== Task to carry out ==
Go through the entries below. Copy out every line that contains "network".

##### Data extract

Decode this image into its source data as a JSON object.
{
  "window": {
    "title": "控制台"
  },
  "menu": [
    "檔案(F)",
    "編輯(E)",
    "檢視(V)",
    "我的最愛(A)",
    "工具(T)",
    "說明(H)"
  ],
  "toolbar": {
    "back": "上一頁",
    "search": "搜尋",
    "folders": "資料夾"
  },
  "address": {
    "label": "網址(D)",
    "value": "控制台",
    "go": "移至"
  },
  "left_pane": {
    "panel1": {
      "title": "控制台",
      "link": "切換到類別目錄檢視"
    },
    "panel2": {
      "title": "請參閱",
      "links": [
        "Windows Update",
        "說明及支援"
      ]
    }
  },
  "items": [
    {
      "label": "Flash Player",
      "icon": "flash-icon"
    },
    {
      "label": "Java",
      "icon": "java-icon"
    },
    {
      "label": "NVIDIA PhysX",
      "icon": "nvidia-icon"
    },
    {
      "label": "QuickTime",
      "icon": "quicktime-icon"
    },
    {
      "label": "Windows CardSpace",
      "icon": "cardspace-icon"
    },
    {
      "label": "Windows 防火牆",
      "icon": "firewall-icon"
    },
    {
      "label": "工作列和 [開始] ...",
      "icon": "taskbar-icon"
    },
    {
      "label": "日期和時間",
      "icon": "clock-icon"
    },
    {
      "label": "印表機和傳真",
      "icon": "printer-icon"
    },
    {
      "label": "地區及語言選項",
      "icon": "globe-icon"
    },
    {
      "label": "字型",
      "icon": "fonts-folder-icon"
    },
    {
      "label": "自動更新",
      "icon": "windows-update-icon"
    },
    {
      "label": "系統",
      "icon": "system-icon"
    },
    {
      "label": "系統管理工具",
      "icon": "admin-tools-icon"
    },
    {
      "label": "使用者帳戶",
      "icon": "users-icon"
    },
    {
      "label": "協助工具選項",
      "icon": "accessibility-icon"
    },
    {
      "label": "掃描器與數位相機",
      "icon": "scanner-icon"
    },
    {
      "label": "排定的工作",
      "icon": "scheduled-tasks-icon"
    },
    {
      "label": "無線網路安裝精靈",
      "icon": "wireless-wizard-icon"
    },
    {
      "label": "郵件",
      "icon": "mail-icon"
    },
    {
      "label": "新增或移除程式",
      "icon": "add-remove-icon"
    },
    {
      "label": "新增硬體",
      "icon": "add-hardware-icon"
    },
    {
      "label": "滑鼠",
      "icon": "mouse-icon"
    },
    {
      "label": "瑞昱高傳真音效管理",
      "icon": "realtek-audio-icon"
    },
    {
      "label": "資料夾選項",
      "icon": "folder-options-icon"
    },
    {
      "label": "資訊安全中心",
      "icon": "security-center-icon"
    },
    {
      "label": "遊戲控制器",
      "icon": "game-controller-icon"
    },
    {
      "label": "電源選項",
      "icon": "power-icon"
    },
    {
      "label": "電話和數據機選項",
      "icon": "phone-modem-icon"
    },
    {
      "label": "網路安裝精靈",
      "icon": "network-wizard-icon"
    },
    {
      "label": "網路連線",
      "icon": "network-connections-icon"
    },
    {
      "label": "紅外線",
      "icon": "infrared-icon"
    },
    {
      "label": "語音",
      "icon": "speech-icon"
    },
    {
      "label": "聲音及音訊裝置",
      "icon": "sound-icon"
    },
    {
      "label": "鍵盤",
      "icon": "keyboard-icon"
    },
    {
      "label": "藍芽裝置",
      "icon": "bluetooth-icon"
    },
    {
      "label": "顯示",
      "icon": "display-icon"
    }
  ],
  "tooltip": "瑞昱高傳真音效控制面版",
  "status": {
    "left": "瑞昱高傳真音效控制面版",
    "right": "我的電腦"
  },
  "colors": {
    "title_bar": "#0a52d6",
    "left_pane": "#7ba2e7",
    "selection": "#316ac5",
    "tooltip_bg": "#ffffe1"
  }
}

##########

== Result ==
      "icon": "network-wizard-icon"
      "icon": "network-connections-icon"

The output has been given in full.